Omni wheels are devices that look like wheels with extra rollers positioned along their circumference. This allows robots to move forwards and backwards, as well as slide and spin depending on how the wheels are powered. Maker Jeremy S. Cook decided to create his own version, and after some consideration and careful design work, constructed a cylindrical frame out of MDF and PLA.

The Roomba-like unit features an Arduino Nano, which controls four NEMA 17 stepper motors via Easy Driver boards, while a Bluetooth module enables smartphone operation. Once a few intermittent motion issues are worked out, the stepper motors should provide precise positioning for further robotics experimentation.

Code for the build can be found here.

While you may not give soda bottles much thought beyond their intended use, researchers in Germany and the U.S. have been working on a way to turn empty bottles into kinetic art. 

The result of this work is a program called “TrussFormer,” which enables one to design a structure made out of soda bottles acting as structural beams. The structure can then be animated using an Arduino Nano to control a series of pneumatic actuators.

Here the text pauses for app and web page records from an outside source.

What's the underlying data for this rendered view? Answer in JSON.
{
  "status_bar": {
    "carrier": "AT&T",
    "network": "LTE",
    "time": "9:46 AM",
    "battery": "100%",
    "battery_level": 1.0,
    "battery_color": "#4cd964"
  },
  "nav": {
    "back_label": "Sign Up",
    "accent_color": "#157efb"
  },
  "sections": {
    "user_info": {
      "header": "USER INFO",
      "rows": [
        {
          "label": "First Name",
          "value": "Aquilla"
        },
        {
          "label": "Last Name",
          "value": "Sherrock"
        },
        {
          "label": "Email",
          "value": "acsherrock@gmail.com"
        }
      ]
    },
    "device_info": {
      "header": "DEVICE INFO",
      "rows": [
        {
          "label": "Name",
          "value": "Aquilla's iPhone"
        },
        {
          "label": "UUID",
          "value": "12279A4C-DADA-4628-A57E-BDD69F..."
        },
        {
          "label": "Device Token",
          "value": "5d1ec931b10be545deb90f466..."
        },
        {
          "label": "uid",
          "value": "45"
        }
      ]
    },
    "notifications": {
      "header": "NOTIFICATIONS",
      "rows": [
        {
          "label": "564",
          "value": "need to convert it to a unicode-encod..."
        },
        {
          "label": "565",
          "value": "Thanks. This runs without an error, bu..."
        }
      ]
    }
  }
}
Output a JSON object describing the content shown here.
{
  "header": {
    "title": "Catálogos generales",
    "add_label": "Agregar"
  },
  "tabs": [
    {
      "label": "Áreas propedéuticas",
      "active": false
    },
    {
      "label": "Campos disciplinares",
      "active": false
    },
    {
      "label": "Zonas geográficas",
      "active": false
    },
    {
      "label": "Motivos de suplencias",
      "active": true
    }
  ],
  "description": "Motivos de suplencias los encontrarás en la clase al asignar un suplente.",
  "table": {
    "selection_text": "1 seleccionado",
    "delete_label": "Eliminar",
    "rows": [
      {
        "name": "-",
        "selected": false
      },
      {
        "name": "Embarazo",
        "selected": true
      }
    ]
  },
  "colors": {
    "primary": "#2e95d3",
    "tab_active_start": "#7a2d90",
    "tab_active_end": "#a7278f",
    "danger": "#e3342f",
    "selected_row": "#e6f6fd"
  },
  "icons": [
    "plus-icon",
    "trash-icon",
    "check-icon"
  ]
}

TrussFormer not only allows for animation design, but analyzes stresses on the moving assembly, and even generates 3D-printable files to form the proper joints.

TrussFormer is an integrated end-to-end system that allows users to 3D print large-scale kinetic structures, i.e., structures that involve motion and deal with dynamic forces.

TrussFormer builds on TrussFab, from which it inherits the ability to create large-scale static truss structures from 3D printed hubs and PET bottles. TrussFormer adds movement to these structures by placing linear actuators and hinges into them.

TrussFormer incorporates linear actuators into rigid truss structures in a way that they move “organically”, i.e., hinge around multiple points at the same time. These structures are also known as variable geometry trusses. This is illustrated on the on the example of a static tetrahedron that is converted into a moving structure by swapping one edge with a linear actuator. The only required change is to introduce connections at the nodes that enable rotation, i.e. hinges.

As for what you can build with it, be sure to check out the bottle-dinosaur in the video below! 



  • Newsletter

    Sign up for the PlanetArduino Newsletter, which delivers the most popular articles via e-mail to your inbox every week. Just fill in the information below and submit.

  • Like Us on Facebook